The Kauffman Foundation provided the platform to recruit a small army of brilliant economists to initiate serious research on how new businesses really get started and grow. The team extended the work of Joseph Schumpeter1 and William Baumol,2 two influential economists who had examined entrepreneurship well before almost anyone knew how to spell it, much less what it meant. Research inside Kauffman and scholarship supported by the Foundation produced a torrent of empirical research on entrepreneurs, which resulted in insights that people now seem to think that we’ve always known. For example, it was not previously well understood that young firms create more than eighty percent of all new jobs in our economy, or that new business formation plays such a significant role in economic expansion. Now, happily, entrepreneurship is embedded in every discussion about economic growth. The Kauffman team was the first to inject intellectual, empirical rigor into research about how new firms are created. Because of this work, we know much more about how businesses are formed and how they grow and what is likely to improve your chances for success.
This book seeks to translate many of these findings, and the experiences of some of the thousands of entrepreneurs whom I’ve met, into practical guidance and lessons. It is intended to illustrate how businesses really start, grow, and prosper.
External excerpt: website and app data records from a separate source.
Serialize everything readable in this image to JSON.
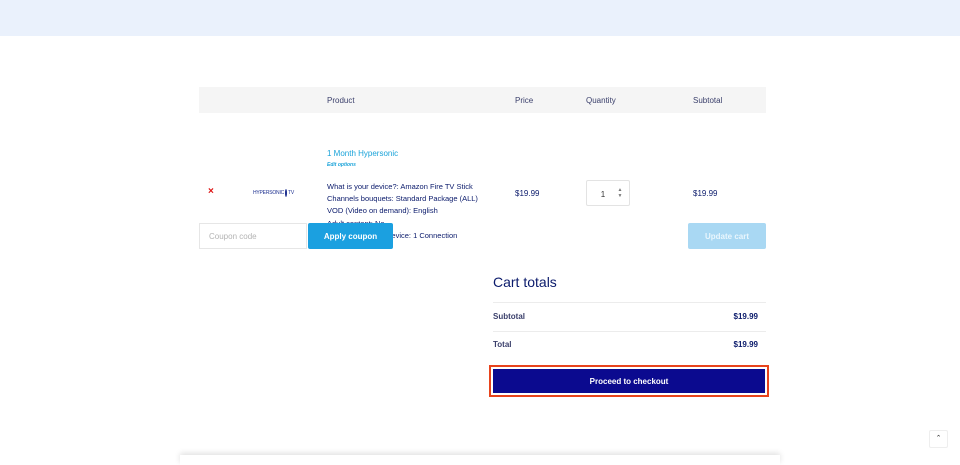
{
  "cart": {
    "headers": {
      "product": "Product",
      "price": "Price",
      "quantity": "Quantity",
      "subtotal": "Subtotal"
    },
    "item": {
      "remove_glyph": "×",
      "thumb_text": "HYPERSONIC",
      "thumb_suffix": "TV",
      "name": "1 Month Hypersonic",
      "edit_options": "Edit options",
      "meta": [
        "What is your device?: Amazon Fire TV Stick",
        "Channels bouquets: Standard Package (ALL)",
        "VOD (Video on demand): English",
        "Adult content: No",
        "1 Connection = 1 Device: 1 Connection"
      ],
      "price": "$19.99",
      "quantity": "1",
      "subtotal": "$19.99"
    },
    "coupon_placeholder": "Coupon code",
    "apply_coupon": "Apply coupon",
    "update_cart": "Update cart"
  },
  "totals": {
    "title": "Cart totals",
    "subtotal_label": "Subtotal",
    "subtotal_value": "$19.99",
    "total_label": "Total",
    "total_value": "$19.99",
    "checkout": "Proceed to checkout"
  },
  "scroll_top_icon": "chevron-up-icon",
  "colors": {
    "accent": "#1ba0e0",
    "checkout": "#0b0a8f",
    "highlight": "#e8431c",
    "text": "#0a1a6b"
  }
}
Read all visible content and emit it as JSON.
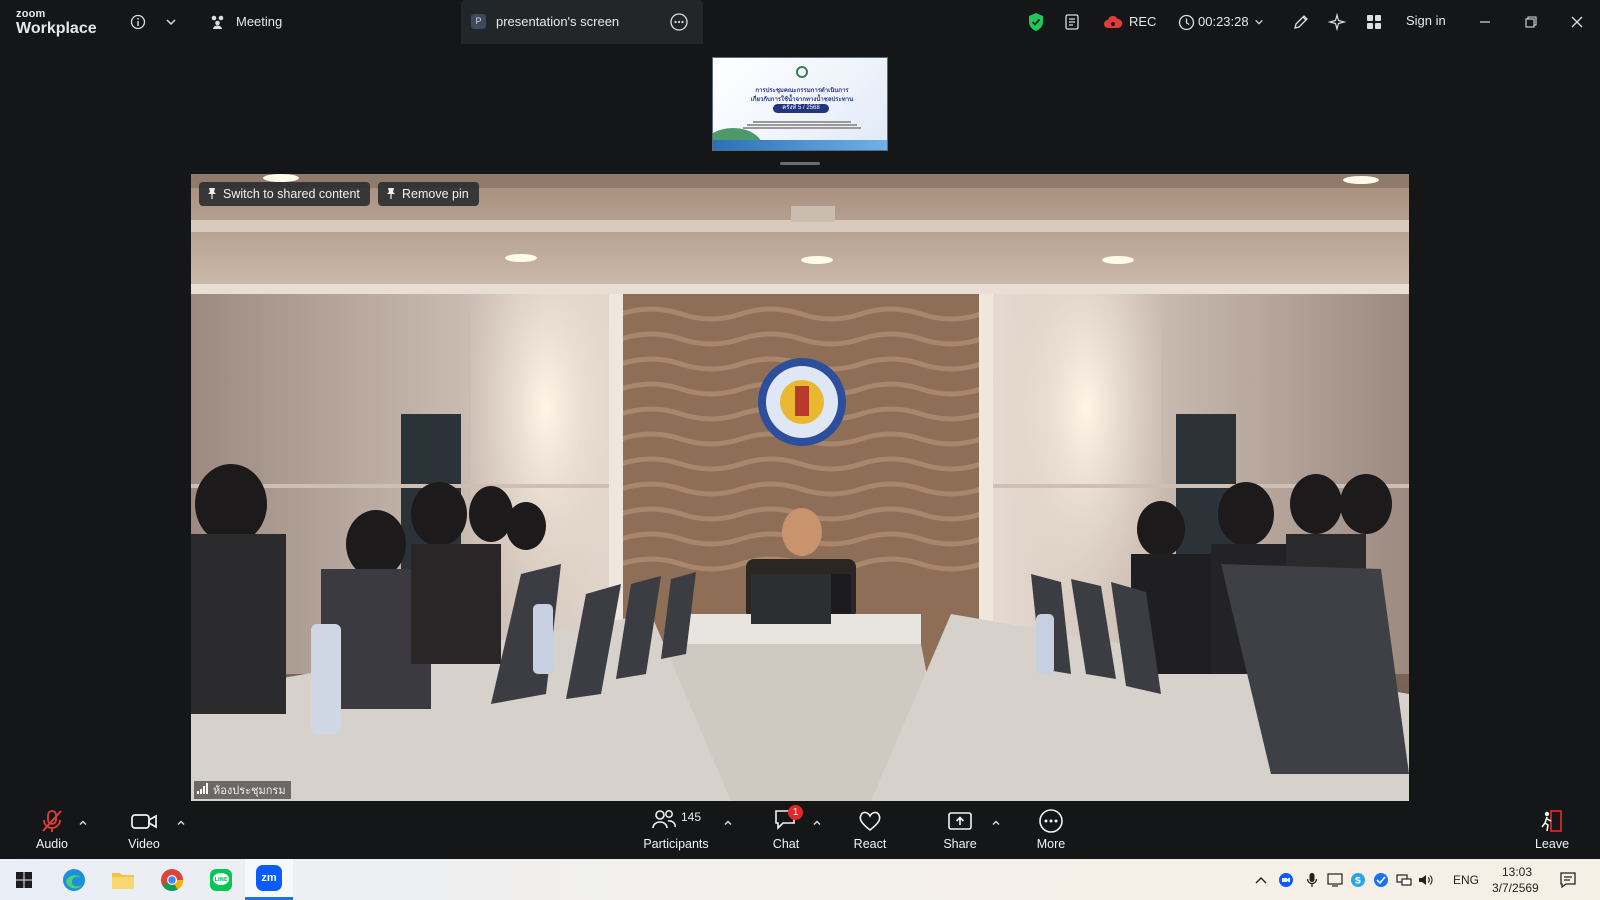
{
  "app": {
    "logo_line1": "zoom",
    "logo_line2": "Workplace",
    "meeting_label": "Meeting",
    "tab_badge": "P",
    "tab_title": "presentation's screen",
    "rec_label": "REC",
    "timer": "00:23:28",
    "sign_in": "Sign in"
  },
  "slide": {
    "title_line1": "การประชุมคณะกรรมการดำเนินการ",
    "title_line2": "เกี่ยวกับการใช้น้ำจากทางน้ำชลประทาน",
    "session": "ครั้งที่ 5 / 2568"
  },
  "video": {
    "switch_label": "Switch to shared content",
    "remove_pin_label": "Remove pin",
    "participant_name": "ห้องประชุมกรม"
  },
  "controls": {
    "audio": "Audio",
    "video": "Video",
    "participants": "Participants",
    "participants_count": "145",
    "chat": "Chat",
    "chat_badge": "1",
    "react": "React",
    "share": "Share",
    "more": "More",
    "leave": "Leave"
  },
  "taskbar": {
    "language": "ENG",
    "time": "13:03",
    "date": "3/7/2569",
    "zoom_app_label": "zm"
  },
  "colors": {
    "background": "#141618",
    "security_green": "#22c55e",
    "chat_badge_red": "#e02828",
    "mute_red": "#e23b3b",
    "leave_red": "#e02828"
  }
}
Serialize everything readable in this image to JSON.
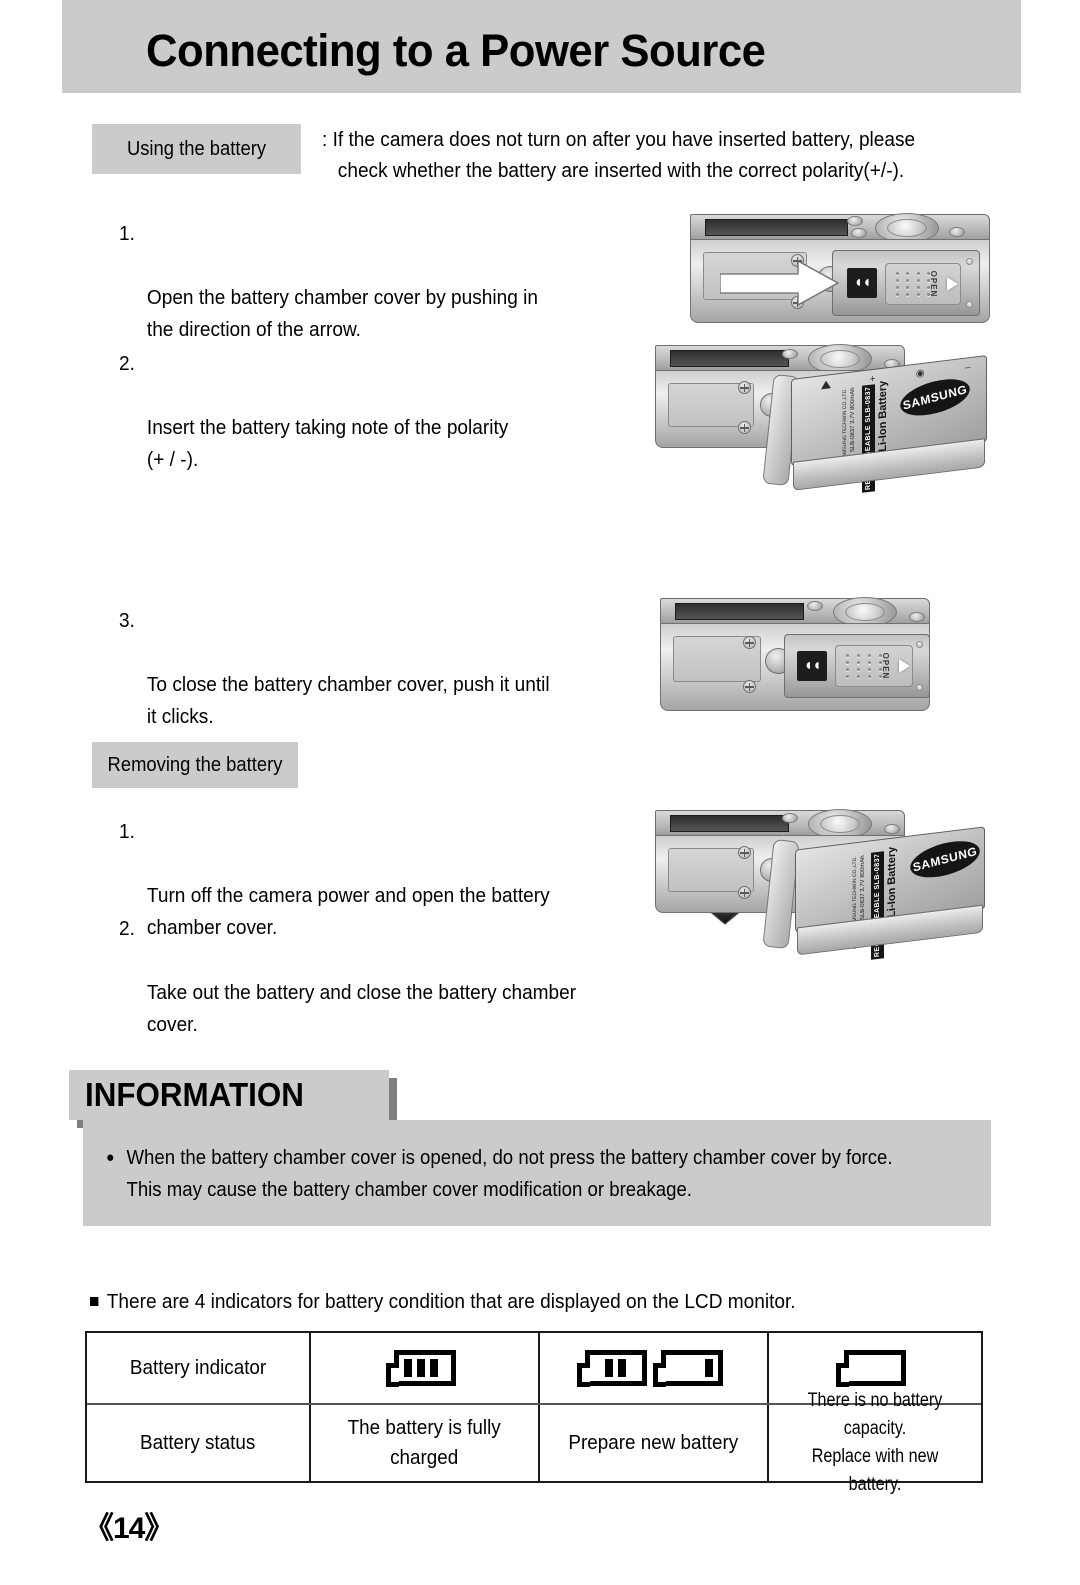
{
  "header": {
    "title": "Connecting to a Power Source"
  },
  "sections": {
    "using_battery_label": "Using the battery",
    "removing_battery_label": "Removing the battery"
  },
  "note": {
    "line1": ": If the camera does not turn on after you have inserted battery, please",
    "line2": "check whether the battery are inserted with the correct polarity(+/-)."
  },
  "using_steps": [
    {
      "num": "1.",
      "text": "Open the battery chamber cover by pushing in\nthe direction of the arrow."
    },
    {
      "num": "2.",
      "text": "Insert the battery taking note of the polarity\n(+ / -)."
    },
    {
      "num": "3.",
      "text": "To close the battery chamber cover, push it until\nit clicks."
    }
  ],
  "removing_steps": [
    {
      "num": "1.",
      "text": "Turn off the camera power and open the battery\nchamber cover."
    },
    {
      "num": "2.",
      "text": "Take out the battery and close the battery chamber\ncover."
    }
  ],
  "information": {
    "title": "INFORMATION",
    "bullet": "●",
    "body": "When the battery chamber cover is opened, do not press the battery chamber cover by\nforce. This may cause the battery chamber cover modification or breakage."
  },
  "indicator_lead": "There are 4 indicators for battery condition that are displayed on the LCD monitor.",
  "battery_table": {
    "rows": [
      {
        "label": "Battery indicator",
        "cells": [
          {
            "icons": [
              {
                "bars": 3,
                "align": "left"
              }
            ]
          },
          {
            "icons": [
              {
                "bars": 2,
                "align": "center"
              },
              {
                "bars": 1,
                "align": "right"
              }
            ]
          },
          {
            "icons": [
              {
                "bars": 0,
                "align": "left"
              }
            ]
          }
        ]
      },
      {
        "label": "Battery status",
        "cells": [
          {
            "text": "The battery is fully\ncharged"
          },
          {
            "text": "Prepare new battery"
          },
          {
            "text": "There is no battery capacity.\nReplace with new battery."
          }
        ]
      }
    ]
  },
  "figures": {
    "fig1_caption": "camera bottom with battery cover and open arrow",
    "fig2_caption": "battery being inserted into camera",
    "fig3_caption": "camera bottom with cover closed and push arrow",
    "fig4_caption": "battery being removed from camera",
    "cover_open_label": "OPEN",
    "cover_dc_label": "◖◖",
    "battery_brand": "SAMSUNG",
    "battery_type": "Li-Ion Battery",
    "battery_rechargeable": "RECHARGEABLE  SLB-0837",
    "battery_spec": "SLB-0837    3.7V  800mAh",
    "battery_maker": "Made by SAMSUNG TECHWIN CO.,LTD.",
    "battery_poles": [
      "+",
      "–"
    ]
  },
  "page_number": "《14》",
  "colors": {
    "band_gray": "#cbcbcb",
    "shadow_gray": "#808080",
    "table_border": "#1a1a1a",
    "text": "#000000"
  }
}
The first four chapters speak to the “what” of business startups, the following four to lessons learned by those who have gone before you, and the last section is devoted to data-derived facts, not myths, and realistic guidance from successful entrepreneurs.
Table of Contents
Chapter 1 Burn the Business Plan 1
Chapter 2 Twelve Things Every Aspiring Entrepreneur Should Know 29
Chapter 3 Why Start a Company? 51
Chapter 4 What Motivates Entrepreneurs? 73
Chapter 5 Can You Survive the Entrepreneur's Curse? 99
Chapter 6 Big Companies Can Be Schools for Startups 117
Chapter 7 Copycat Entrepreneurs 137
Chapter 8 Preventing Failure Before It Happens 159
Chapter 9 Don't Waste Time Doing Things That Don't Work 187
Chapter 10 Planning for Success 207
Chapter 11 Becoming a Successful Entrepreneur 227